He has a very individual and personal voice within his body of work. He is a contemporary artist with a focus in Critical-Pop Art. Using a sense of sarcasm and pop-style resources, he is revealing political problems of Korea. He is dealing with critical aspects of contemporary Korean society and its effect on people, particularly the relationship between children and parents. He uses products for children, such as toys and dolls, as vehicles for symbolism in his body of work. Now he is focusing on creating authenticity and depth in his work criticizing the social norms in South Korea and showing the differences and similarities compared to cultures around the world.
Today, humans have entered into a contemporary society that values a marked individuality, but the parent’s generation, which controls the society, is still conservative. Parents want to get satisfaction from their children by infusing their values. The children meanwhile are in chaos, confused between a rapidly changing society and the conservative values of their parents.

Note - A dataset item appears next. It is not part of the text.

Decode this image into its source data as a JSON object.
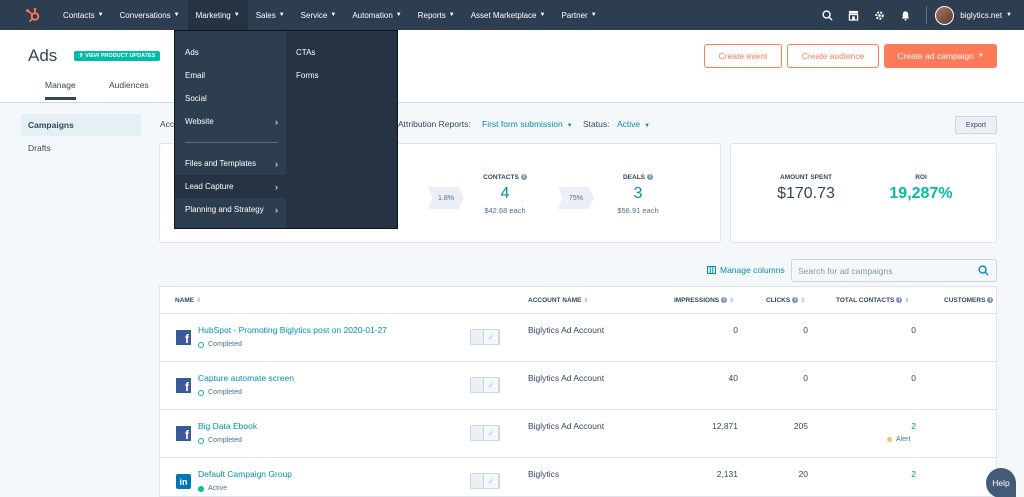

Toys represent the purity and innocence of childhood and it is through this purity and innocence of toys that people have some of their most profound experiences in life.
If we use children as an analog for toys, then society can be thought of as a factory that produces inferior toys (children) with only the goal of gaining the highest profits (producing adults that will be good earners). Through my artwork, I want to express that children in Korea today are like mass produced toys. They are meant to be all exactly alike, lacking individuality and quality of character, a whole society of people who are easily replaceable and hold little value as individuals, just like mass produced plastic toys or paper dolls.